── Data provided ──

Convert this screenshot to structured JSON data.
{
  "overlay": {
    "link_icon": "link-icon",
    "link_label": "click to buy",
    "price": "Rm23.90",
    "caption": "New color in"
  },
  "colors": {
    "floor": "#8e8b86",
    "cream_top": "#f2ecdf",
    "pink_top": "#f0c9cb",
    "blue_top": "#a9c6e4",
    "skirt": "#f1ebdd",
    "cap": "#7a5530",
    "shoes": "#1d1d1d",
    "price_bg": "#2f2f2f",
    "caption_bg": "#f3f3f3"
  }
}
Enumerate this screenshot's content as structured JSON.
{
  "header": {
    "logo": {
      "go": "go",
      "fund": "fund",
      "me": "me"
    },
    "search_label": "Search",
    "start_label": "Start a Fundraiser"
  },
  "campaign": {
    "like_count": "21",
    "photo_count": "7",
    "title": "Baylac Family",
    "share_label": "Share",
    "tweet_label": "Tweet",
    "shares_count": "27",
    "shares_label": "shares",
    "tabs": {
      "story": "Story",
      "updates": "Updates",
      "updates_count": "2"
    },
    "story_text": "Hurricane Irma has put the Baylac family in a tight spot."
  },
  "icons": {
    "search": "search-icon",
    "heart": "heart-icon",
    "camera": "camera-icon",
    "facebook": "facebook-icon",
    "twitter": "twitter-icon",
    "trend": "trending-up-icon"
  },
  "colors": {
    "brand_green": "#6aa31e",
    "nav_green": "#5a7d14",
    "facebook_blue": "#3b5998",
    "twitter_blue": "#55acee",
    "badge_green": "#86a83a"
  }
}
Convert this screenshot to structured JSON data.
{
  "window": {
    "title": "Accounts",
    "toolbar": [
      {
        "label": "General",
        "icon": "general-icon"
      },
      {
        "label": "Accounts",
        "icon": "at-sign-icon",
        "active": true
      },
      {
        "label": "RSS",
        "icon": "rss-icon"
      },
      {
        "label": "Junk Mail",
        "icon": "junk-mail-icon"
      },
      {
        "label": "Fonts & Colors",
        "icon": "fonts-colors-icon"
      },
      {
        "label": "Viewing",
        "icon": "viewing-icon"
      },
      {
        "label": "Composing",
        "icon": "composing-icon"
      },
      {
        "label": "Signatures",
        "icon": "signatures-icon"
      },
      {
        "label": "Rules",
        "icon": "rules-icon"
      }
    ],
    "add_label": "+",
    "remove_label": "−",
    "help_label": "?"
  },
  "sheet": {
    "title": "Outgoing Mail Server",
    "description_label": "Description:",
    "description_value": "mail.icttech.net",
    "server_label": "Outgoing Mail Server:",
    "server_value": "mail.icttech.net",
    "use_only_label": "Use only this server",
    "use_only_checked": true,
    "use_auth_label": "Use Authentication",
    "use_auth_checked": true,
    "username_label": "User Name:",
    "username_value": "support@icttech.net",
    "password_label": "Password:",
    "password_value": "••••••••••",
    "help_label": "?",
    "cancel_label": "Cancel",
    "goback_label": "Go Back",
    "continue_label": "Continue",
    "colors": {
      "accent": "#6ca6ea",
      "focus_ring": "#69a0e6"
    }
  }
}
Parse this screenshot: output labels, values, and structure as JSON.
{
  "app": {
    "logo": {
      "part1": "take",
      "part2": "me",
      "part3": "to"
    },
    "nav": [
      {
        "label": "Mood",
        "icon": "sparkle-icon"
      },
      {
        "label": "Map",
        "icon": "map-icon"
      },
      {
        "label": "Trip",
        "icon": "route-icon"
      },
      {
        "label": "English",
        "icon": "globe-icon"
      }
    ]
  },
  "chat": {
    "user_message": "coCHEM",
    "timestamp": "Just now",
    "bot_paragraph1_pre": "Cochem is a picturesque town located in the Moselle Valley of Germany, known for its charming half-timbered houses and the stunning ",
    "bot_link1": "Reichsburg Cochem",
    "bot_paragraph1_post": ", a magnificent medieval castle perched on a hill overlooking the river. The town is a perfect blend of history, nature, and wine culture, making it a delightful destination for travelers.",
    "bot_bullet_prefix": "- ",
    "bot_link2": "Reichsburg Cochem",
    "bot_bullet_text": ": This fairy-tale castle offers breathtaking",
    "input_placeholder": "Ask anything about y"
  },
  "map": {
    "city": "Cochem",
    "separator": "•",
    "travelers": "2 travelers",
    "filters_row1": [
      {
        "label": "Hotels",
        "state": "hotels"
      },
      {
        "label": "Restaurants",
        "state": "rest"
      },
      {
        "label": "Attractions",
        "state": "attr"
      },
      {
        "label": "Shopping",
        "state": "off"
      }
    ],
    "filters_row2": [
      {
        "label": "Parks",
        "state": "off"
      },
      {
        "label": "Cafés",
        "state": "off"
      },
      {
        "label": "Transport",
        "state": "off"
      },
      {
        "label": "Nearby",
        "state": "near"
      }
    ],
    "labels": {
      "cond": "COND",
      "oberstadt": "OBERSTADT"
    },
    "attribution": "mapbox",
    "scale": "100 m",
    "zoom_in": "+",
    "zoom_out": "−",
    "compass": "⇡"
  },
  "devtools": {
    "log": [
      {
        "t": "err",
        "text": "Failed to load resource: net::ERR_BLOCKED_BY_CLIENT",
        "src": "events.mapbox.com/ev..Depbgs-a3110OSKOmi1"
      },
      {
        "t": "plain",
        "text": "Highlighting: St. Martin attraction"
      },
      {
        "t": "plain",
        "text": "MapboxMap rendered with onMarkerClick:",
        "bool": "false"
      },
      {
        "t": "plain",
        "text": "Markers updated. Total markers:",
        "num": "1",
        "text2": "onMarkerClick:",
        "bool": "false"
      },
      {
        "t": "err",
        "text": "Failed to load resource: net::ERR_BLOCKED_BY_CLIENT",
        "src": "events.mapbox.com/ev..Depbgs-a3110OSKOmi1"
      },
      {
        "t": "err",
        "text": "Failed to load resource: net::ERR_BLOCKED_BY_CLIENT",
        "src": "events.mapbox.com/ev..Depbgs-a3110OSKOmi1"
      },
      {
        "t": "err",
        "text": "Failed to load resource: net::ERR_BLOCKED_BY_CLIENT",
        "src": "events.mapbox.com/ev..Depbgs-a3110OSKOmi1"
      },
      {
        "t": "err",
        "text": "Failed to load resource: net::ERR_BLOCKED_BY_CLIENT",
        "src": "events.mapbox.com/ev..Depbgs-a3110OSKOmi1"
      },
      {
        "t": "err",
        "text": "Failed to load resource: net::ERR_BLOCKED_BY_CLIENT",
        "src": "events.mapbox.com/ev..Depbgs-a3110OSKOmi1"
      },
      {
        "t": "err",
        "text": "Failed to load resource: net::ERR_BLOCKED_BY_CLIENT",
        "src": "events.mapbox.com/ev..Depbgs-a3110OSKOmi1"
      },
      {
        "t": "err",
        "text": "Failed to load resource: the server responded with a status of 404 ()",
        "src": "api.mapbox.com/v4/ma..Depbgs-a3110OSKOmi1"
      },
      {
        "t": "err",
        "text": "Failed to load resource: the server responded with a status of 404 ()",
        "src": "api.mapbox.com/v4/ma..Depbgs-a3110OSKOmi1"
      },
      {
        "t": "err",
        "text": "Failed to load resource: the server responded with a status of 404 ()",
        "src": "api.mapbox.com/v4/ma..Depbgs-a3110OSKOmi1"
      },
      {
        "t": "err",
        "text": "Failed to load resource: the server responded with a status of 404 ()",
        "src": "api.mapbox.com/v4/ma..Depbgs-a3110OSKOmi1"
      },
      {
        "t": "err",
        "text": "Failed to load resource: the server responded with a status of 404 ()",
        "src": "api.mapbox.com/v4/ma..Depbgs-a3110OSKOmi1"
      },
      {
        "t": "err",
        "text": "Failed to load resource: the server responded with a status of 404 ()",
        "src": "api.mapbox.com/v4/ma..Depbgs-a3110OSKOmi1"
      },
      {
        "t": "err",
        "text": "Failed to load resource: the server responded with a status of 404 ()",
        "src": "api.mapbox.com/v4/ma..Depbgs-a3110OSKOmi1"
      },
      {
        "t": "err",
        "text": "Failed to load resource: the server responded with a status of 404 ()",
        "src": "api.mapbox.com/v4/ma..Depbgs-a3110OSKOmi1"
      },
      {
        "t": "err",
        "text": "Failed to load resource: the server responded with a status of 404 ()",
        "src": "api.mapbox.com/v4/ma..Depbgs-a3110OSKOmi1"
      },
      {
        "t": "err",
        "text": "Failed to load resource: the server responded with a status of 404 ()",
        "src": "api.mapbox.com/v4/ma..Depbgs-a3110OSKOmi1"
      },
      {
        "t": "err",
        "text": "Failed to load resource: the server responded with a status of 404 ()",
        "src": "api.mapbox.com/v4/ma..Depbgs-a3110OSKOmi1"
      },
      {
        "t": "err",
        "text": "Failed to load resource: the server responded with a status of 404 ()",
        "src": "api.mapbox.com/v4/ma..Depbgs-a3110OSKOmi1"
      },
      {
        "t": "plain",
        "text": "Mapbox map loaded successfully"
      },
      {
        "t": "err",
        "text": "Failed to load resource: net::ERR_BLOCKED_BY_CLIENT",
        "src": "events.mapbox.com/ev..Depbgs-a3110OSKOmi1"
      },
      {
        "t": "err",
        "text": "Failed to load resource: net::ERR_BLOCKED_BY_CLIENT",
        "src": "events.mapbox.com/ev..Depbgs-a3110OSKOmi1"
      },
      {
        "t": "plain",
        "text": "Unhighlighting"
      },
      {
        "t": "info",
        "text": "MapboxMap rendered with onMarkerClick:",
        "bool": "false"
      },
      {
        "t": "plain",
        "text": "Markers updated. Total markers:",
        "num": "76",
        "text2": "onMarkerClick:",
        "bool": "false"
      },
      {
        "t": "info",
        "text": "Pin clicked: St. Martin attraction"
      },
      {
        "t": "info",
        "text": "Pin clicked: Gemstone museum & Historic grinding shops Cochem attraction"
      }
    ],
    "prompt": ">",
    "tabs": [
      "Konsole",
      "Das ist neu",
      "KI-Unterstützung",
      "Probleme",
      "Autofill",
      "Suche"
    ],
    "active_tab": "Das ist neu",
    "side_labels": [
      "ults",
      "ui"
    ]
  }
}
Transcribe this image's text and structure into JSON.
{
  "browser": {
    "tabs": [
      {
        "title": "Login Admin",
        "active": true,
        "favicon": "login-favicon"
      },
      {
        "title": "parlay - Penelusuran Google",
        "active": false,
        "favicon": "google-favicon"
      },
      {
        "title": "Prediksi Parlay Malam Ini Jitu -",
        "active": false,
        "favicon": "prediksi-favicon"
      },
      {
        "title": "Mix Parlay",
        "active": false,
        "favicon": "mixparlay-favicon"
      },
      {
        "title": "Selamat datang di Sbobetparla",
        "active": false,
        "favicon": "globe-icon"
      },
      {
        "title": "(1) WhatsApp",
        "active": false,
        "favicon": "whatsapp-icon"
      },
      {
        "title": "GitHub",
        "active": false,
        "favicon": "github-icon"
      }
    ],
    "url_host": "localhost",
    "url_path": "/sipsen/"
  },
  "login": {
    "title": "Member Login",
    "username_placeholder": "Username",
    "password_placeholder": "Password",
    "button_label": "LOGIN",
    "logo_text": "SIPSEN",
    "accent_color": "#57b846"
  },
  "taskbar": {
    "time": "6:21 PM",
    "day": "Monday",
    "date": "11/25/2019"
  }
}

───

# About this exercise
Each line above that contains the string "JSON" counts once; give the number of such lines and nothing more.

# Result
5